TO DO: Go through the data below and work out how many lines contain "icon"; the answer is the number alone.

DATA SUPPLIED:
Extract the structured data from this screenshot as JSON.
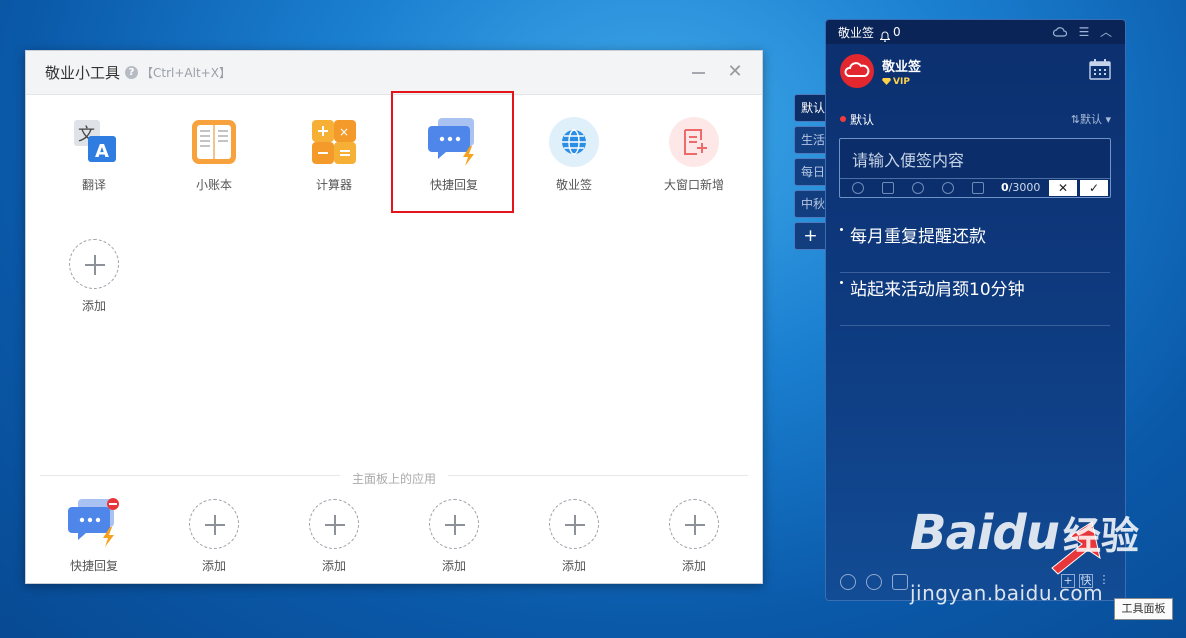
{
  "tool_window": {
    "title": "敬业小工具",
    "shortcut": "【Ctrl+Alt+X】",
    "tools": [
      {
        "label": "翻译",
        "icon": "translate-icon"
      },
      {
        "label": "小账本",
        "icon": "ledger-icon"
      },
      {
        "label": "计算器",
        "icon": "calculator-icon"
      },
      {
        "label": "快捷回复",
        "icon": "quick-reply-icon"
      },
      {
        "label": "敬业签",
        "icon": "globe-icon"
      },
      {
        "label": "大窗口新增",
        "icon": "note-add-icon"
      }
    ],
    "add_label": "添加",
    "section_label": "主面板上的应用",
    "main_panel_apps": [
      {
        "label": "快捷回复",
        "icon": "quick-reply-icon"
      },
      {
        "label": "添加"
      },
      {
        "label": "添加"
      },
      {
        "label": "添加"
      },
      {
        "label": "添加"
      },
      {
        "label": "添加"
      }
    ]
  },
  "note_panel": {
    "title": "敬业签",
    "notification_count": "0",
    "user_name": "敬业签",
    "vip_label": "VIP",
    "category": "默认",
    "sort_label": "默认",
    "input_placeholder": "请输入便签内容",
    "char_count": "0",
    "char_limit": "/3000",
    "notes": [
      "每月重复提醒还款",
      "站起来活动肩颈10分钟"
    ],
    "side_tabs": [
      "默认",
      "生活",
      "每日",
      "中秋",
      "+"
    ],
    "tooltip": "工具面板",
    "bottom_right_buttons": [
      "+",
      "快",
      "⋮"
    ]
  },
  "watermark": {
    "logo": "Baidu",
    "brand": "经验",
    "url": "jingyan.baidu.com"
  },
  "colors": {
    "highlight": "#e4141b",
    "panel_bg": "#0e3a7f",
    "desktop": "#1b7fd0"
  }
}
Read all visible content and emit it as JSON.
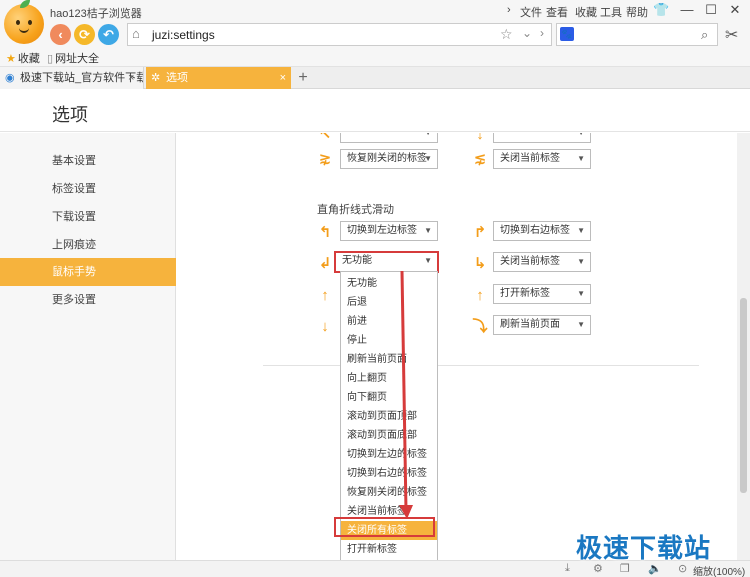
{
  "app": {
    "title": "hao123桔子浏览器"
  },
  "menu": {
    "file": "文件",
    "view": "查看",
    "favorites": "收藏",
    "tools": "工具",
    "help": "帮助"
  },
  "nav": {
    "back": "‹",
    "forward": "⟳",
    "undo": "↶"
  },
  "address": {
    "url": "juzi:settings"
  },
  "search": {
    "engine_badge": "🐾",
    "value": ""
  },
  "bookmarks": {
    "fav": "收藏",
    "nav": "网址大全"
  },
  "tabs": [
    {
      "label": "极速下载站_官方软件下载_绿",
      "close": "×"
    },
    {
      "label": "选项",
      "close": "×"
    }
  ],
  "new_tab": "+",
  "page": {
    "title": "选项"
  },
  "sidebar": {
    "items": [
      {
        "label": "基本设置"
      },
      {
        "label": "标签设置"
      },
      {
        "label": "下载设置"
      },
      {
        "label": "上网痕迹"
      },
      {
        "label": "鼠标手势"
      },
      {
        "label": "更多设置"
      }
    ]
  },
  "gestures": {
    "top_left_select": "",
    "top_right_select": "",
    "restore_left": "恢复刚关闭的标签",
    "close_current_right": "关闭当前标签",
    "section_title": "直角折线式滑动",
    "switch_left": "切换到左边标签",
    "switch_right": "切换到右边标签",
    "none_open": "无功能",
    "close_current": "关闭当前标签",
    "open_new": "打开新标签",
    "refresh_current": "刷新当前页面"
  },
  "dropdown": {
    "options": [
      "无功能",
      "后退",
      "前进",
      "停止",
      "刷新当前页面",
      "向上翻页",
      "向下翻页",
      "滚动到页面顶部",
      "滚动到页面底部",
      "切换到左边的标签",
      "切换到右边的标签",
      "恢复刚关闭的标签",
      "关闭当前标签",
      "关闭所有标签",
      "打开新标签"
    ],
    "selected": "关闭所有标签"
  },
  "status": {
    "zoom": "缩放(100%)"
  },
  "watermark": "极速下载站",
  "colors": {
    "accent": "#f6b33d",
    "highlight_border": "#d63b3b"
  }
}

EXERCISE OUTPUT: 7